» WHAT IS NEEDED: Copy out the entries exactly. Print them in full.

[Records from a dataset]
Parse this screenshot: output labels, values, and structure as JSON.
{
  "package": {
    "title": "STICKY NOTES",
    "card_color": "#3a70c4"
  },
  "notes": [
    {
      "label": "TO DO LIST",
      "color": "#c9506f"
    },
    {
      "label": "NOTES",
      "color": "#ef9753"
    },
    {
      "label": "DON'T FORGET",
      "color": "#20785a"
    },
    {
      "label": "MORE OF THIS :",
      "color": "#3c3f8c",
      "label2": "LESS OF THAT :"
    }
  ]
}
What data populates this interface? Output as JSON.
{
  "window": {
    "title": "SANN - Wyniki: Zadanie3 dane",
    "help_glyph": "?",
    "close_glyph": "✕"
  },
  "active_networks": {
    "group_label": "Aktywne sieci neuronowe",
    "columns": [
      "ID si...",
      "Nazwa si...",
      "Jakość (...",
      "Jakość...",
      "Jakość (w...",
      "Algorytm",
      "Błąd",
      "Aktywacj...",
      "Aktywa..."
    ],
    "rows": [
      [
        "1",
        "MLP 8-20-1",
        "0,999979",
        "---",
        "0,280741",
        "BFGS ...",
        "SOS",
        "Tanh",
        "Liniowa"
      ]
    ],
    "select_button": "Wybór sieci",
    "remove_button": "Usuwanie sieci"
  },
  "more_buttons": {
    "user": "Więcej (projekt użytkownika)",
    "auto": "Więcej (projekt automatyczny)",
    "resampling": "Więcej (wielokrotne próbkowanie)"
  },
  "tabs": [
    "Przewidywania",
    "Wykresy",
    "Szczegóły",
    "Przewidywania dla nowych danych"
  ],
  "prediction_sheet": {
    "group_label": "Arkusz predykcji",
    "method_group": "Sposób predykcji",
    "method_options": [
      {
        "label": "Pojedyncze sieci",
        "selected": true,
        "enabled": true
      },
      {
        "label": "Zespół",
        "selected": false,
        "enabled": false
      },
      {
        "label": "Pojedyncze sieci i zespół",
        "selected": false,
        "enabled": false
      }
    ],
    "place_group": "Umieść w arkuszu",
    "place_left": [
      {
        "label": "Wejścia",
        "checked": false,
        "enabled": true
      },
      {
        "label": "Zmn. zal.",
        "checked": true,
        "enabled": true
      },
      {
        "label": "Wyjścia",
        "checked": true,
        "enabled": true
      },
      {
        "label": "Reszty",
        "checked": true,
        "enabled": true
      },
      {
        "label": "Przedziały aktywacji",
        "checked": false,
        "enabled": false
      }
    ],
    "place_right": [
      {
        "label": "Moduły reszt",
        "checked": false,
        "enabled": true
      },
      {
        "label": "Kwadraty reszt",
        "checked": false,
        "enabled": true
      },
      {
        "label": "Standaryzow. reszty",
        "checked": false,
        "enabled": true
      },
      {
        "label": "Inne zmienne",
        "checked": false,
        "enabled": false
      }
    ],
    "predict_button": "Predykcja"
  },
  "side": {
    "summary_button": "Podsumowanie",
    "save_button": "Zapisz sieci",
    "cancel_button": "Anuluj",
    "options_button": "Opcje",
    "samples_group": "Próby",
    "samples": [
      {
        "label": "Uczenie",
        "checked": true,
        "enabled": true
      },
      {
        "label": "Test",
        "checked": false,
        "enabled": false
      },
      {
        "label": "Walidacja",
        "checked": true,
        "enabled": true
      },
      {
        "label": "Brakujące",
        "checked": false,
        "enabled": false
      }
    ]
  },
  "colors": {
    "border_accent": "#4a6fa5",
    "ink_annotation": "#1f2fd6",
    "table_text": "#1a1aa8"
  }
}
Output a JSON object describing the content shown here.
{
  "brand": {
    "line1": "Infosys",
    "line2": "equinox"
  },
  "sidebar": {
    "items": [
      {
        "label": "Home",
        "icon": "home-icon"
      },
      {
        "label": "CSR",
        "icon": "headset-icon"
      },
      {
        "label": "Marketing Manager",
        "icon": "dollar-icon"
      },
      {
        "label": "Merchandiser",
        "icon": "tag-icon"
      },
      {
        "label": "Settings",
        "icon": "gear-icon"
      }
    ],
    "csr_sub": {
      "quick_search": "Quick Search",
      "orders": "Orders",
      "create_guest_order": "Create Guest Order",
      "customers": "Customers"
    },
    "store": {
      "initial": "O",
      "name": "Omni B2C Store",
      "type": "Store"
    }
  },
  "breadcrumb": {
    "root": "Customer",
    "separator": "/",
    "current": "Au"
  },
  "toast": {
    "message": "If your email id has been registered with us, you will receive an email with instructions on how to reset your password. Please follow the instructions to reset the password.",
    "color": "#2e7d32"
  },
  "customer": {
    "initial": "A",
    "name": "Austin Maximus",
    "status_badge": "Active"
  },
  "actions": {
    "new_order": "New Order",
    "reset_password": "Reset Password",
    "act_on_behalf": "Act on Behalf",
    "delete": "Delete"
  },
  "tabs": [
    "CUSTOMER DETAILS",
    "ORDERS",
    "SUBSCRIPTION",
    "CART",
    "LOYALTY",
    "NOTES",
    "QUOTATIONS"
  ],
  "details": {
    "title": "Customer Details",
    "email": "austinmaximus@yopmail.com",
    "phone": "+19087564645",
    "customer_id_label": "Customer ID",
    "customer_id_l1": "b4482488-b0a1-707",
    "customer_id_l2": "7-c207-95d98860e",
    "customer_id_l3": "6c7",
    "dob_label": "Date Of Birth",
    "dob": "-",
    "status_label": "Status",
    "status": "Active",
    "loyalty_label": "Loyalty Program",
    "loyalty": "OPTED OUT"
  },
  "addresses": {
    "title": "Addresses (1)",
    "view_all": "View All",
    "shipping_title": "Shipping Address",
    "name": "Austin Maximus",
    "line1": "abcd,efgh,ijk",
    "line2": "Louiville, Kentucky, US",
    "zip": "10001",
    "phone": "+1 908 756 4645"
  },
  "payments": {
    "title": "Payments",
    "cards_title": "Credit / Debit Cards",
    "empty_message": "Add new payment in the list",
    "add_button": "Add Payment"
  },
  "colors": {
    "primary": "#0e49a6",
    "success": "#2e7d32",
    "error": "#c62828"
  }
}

» SOLUTION TO THE PROBLEM:
Parse this screenshot: output labels, values, and structure as JSON.
{
  "package": {
    "title": "STICKY NOTES",
    "card_color": "#3a70c4"
  },
  "notes": [
    {
      "label": "TO DO LIST",
      "color": "#c9506f"
    },
    {
      "label": "NOTES",
      "color": "#ef9753"
    },
    {
      "label": "DON'T FORGET",
      "color": "#20785a"
    },
    {
      "label": "MORE OF THIS :",
      "color": "#3c3f8c",
      "label2": "LESS OF THAT :"
    }
  ]
}
What data populates this interface? Output as JSON.
{
  "window": {
    "title": "SANN - Wyniki: Zadanie3 dane",
    "help_glyph": "?",
    "close_glyph": "✕"
  },
  "active_networks": {
    "group_label": "Aktywne sieci neuronowe",
    "columns": [
      "ID si...",
      "Nazwa si...",
      "Jakość (...",
      "Jakość...",
      "Jakość (w...",
      "Algorytm",
      "Błąd",
      "Aktywacj...",
      "Aktywa..."
    ],
    "rows": [
      [
        "1",
        "MLP 8-20-1",
        "0,999979",
        "---",
        "0,280741",
        "BFGS ...",
        "SOS",
        "Tanh",
        "Liniowa"
      ]
    ],
    "select_button": "Wybór sieci",
    "remove_button": "Usuwanie sieci"
  },
  "more_buttons": {
    "user": "Więcej (projekt użytkownika)",
    "auto": "Więcej (projekt automatyczny)",
    "resampling": "Więcej (wielokrotne próbkowanie)"
  },
  "tabs": [
    "Przewidywania",
    "Wykresy",
    "Szczegóły",
    "Przewidywania dla nowych danych"
  ],
  "prediction_sheet": {
    "group_label": "Arkusz predykcji",
    "method_group": "Sposób predykcji",
    "method_options": [
      {
        "label": "Pojedyncze sieci",
        "selected": true,
        "enabled": true
      },
      {
        "label": "Zespół",
        "selected": false,
        "enabled": false
      },
      {
        "label": "Pojedyncze sieci i zespół",
        "selected": false,
        "enabled": false
      }
    ],
    "place_group": "Umieść w arkuszu",
    "place_left": [
      {
        "label": "Wejścia",
        "checked": false,
        "enabled": true
      },
      {
        "label": "Zmn. zal.",
        "checked": true,
        "enabled": true
      },
      {
        "label": "Wyjścia",
        "checked": true,
        "enabled": true
      },
      {
        "label": "Reszty",
        "checked": true,
        "enabled": true
      },
      {
        "label": "Przedziały aktywacji",
        "checked": false,
        "enabled": false
      }
    ],
    "place_right": [
      {
        "label": "Moduły reszt",
        "checked": false,
        "enabled": true
      },
      {
        "label": "Kwadraty reszt",
        "checked": false,
        "enabled": true
      },
      {
        "label": "Standaryzow. reszty",
        "checked": false,
        "enabled": true
      },
      {
        "label": "Inne zmienne",
        "checked": false,
        "enabled": false
      }
    ],
    "predict_button": "Predykcja"
  },
  "side": {
    "summary_button": "Podsumowanie",
    "save_button": "Zapisz sieci",
    "cancel_button": "Anuluj",
    "options_button": "Opcje",
    "samples_group": "Próby",
    "samples": [
      {
        "label": "Uczenie",
        "checked": true,
        "enabled": true
      },
      {
        "label": "Test",
        "checked": false,
        "enabled": false
      },
      {
        "label": "Walidacja",
        "checked": true,
        "enabled": true
      },
      {
        "label": "Brakujące",
        "checked": false,
        "enabled": false
      }
    ]
  },
  "colors": {
    "border_accent": "#4a6fa5",
    "ink_annotation": "#1f2fd6",
    "table_text": "#1a1aa8"
  }
}
Output a JSON object describing the content shown here.
{
  "brand": {
    "line1": "Infosys",
    "line2": "equinox"
  },
  "sidebar": {
    "items": [
      {
        "label": "Home",
        "icon": "home-icon"
      },
      {
        "label": "CSR",
        "icon": "headset-icon"
      },
      {
        "label": "Marketing Manager",
        "icon": "dollar-icon"
      },
      {
        "label": "Merchandiser",
        "icon": "tag-icon"
      },
      {
        "label": "Settings",
        "icon": "gear-icon"
      }
    ],
    "csr_sub": {
      "quick_search": "Quick Search",
      "orders": "Orders",
      "create_guest_order": "Create Guest Order",
      "customers": "Customers"
    },
    "store": {
      "initial": "O",
      "name": "Omni B2C Store",
      "type": "Store"
    }
  },
  "breadcrumb": {
    "root": "Customer",
    "separator": "/",
    "current": "Au"
  },
  "toast": {
    "message": "If your email id has been registered with us, you will receive an email with instructions on how to reset your password. Please follow the instructions to reset the password.",
    "color": "#2e7d32"
  },
  "customer": {
    "initial": "A",
    "name": "Austin Maximus",
    "status_badge": "Active"
  },
  "actions": {
    "new_order": "New Order",
    "reset_password": "Reset Password",
    "act_on_behalf": "Act on Behalf",
    "delete": "Delete"
  },
  "tabs": [
    "CUSTOMER DETAILS",
    "ORDERS",
    "SUBSCRIPTION",
    "CART",
    "LOYALTY",
    "NOTES",
    "QUOTATIONS"
  ],
  "details": {
    "title": "Customer Details",
    "email": "austinmaximus@yopmail.com",
    "phone": "+19087564645",
    "customer_id_label": "Customer ID",
    "customer_id_l1": "b4482488-b0a1-707",
    "customer_id_l2": "7-c207-95d98860e",
    "customer_id_l3": "6c7",
    "dob_label": "Date Of Birth",
    "dob": "-",
    "status_label": "Status",
    "status": "Active",
    "loyalty_label": "Loyalty Program",
    "loyalty": "OPTED OUT"
  },
  "addresses": {
    "title": "Addresses (1)",
    "view_all": "View All",
    "shipping_title": "Shipping Address",
    "name": "Austin Maximus",
    "line1": "abcd,efgh,ijk",
    "line2": "Louiville, Kentucky, US",
    "zip": "10001",
    "phone": "+1 908 756 4645"
  },
  "payments": {
    "title": "Payments",
    "cards_title": "Credit / Debit Cards",
    "empty_message": "Add new payment in the list",
    "add_button": "Add Payment"
  },
  "colors": {
    "primary": "#0e49a6",
    "success": "#2e7d32",
    "error": "#c62828"
  }
}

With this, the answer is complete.